Airpark grew out of the ashes of Apache Relay, a Nashville-based folk-rock group that released three well-received albums. Brothers Michael Ford Jr. and Ben Ford left the group to make music in a more modern style. Michael Ford says that – in contrast to Apache Relay’s lush, multi-instrumentalist sound – minimalism is the guiding principle for Airpark.
Ford says that the concept behind Airpark’s debut EP – Early Works, Volume 1 – was “how it would sound with just the two of us.” The instrumentation on the EP features only guitar (with a lower octave on it to cover bass sounds), drums, percussion and vocals. In a phone interview he tells CP that the pair’s songwriting approach didn’t change much. “Our songs are always still written on acoustic guitar,” Ford says. “But we found a fun way to present them that we hadn’t explored before.”
There’s a deliberately repetitive feel to “Even If,” a standout track on Airpark’s debut EP. “I came up with the riff for that song years ago,” says Ford.
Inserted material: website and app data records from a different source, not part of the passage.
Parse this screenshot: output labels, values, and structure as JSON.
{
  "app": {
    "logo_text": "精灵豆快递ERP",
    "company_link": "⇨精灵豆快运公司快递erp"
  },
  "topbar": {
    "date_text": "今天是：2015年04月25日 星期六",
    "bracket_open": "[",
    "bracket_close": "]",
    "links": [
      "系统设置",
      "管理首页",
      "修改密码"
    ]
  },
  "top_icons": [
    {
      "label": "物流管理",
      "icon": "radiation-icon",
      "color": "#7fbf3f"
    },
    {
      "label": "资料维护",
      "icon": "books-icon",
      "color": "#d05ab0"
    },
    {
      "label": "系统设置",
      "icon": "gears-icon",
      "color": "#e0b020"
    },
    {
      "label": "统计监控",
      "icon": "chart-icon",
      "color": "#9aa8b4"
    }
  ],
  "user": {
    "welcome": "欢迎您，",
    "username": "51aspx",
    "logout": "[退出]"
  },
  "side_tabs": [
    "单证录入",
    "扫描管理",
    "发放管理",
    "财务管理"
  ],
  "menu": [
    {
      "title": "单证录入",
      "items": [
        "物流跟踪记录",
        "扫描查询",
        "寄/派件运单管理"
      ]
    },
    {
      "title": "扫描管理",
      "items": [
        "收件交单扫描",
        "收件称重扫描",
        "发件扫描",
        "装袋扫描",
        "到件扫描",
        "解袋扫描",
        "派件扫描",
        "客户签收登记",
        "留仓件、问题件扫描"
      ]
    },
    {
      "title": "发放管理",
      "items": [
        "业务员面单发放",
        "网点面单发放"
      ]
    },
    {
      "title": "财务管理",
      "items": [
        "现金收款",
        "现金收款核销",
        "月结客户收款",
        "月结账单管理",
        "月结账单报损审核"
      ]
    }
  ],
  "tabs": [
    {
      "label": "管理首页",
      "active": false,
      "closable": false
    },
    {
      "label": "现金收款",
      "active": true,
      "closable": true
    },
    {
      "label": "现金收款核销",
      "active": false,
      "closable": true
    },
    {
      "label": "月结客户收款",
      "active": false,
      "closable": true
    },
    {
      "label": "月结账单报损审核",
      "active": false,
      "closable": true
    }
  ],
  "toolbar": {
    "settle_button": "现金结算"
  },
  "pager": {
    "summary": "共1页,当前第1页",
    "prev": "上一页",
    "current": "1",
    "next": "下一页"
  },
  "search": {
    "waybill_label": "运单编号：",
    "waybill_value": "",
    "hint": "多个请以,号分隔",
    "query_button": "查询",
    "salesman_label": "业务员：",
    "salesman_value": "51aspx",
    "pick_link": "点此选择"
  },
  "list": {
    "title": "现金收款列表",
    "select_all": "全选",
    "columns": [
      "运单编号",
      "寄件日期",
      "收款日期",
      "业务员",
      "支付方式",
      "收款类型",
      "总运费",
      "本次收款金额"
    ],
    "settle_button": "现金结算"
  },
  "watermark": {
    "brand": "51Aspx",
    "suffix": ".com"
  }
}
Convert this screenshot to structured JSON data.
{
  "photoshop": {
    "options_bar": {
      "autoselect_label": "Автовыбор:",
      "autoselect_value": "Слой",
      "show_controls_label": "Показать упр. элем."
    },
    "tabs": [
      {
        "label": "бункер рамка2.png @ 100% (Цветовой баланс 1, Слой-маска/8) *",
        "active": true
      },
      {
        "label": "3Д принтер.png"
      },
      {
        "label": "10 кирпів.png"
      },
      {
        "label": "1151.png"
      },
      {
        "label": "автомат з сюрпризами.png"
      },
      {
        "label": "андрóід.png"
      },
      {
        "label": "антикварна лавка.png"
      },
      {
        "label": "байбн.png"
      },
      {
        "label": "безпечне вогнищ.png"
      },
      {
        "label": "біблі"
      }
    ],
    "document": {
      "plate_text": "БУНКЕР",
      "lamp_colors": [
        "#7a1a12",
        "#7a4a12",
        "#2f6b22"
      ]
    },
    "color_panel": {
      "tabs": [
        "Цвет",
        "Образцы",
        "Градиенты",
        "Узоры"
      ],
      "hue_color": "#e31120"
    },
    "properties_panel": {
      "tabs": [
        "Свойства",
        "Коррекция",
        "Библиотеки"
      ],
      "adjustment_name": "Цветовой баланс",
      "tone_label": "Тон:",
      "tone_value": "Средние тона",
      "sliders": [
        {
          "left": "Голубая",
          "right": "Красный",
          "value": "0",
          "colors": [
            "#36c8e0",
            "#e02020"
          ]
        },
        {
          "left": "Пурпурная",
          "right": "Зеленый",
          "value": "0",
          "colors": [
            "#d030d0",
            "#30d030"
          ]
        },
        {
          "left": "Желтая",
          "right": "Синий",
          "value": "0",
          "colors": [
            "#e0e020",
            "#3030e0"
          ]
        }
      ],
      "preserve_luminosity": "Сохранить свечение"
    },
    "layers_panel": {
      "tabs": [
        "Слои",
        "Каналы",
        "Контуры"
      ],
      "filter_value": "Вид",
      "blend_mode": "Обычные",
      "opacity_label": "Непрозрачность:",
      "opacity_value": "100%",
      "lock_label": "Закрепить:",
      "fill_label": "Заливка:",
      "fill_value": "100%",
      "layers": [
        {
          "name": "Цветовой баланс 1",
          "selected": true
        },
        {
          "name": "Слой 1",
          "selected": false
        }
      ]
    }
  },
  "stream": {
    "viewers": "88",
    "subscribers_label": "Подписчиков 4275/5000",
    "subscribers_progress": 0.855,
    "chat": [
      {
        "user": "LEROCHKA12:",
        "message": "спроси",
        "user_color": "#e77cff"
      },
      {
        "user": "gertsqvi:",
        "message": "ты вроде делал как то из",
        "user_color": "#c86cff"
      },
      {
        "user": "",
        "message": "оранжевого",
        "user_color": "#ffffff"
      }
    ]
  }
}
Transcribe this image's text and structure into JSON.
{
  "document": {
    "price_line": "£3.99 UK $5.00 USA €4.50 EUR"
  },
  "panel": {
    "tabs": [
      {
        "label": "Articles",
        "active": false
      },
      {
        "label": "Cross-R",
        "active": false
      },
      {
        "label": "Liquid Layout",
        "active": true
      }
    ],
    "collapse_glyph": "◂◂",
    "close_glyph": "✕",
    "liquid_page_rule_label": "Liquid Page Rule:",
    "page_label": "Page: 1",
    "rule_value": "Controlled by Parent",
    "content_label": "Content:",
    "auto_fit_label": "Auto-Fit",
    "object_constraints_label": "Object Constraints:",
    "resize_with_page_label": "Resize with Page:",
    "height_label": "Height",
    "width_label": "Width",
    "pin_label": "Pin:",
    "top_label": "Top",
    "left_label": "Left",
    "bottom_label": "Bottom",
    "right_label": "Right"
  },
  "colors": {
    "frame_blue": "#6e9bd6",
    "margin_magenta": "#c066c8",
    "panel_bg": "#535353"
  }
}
He experimented with different arrangements for the song, but eventually settled on one that “keeps it in a hypnotic space; it’s almost a drone, in a way.”
Airpark’s current tour takes the band to three dozen cities, mostly in the eastern half of the U.S. The Ford brothers gained a great deal of road experience in their Apache Relay days. “Touring has been a huge part of my life,” says Michael Ford. “I’m 29 now, and I’ve been touring pretty heavily since I was about 20.” He recalls that after his old band broke up, he took a year off of the road. “I thought I was really, really going to enjoy not being on tour,” he says. “But after about two months I just didn’t know what to do with myself.”
Still, Ford says that he and brother Ben want to build Airpark in a one-thing-at-a-time manner. “I think that’s the way to have longevity in a career,” he says. One of the first things the brothers have done is expand upon the two-man foundation for live shows. Both Ben and Michael play guitar and sing, and they’re joined onstage by a touring drummer as well as “a keyboard player who plays bass with his left hand.” Ford says that the result sounds like five people.
Live dates will feature songs from Airpark’s Early Works, Volume 1 plus a reworked version of Apache Relay’s most well-known song, “Katie Queen of Tennessee.” The band will also play selections from the Ford brothers’ side project, Summer Buttons, and debut some songs from a forthcoming release.
Brothers playing together in bands often have a reputation for discord; Oasis, the Everly Brothers and the Kinks all featured sibling disharmony. But Michael Ford says Airpark has none of that. “If one of us feels a certain way about something, then we say it,” he explains. “I think that’s a real strength of our relationship, keeping things healthy. Otherwise, things bottle up. And that just leads to an explosion.”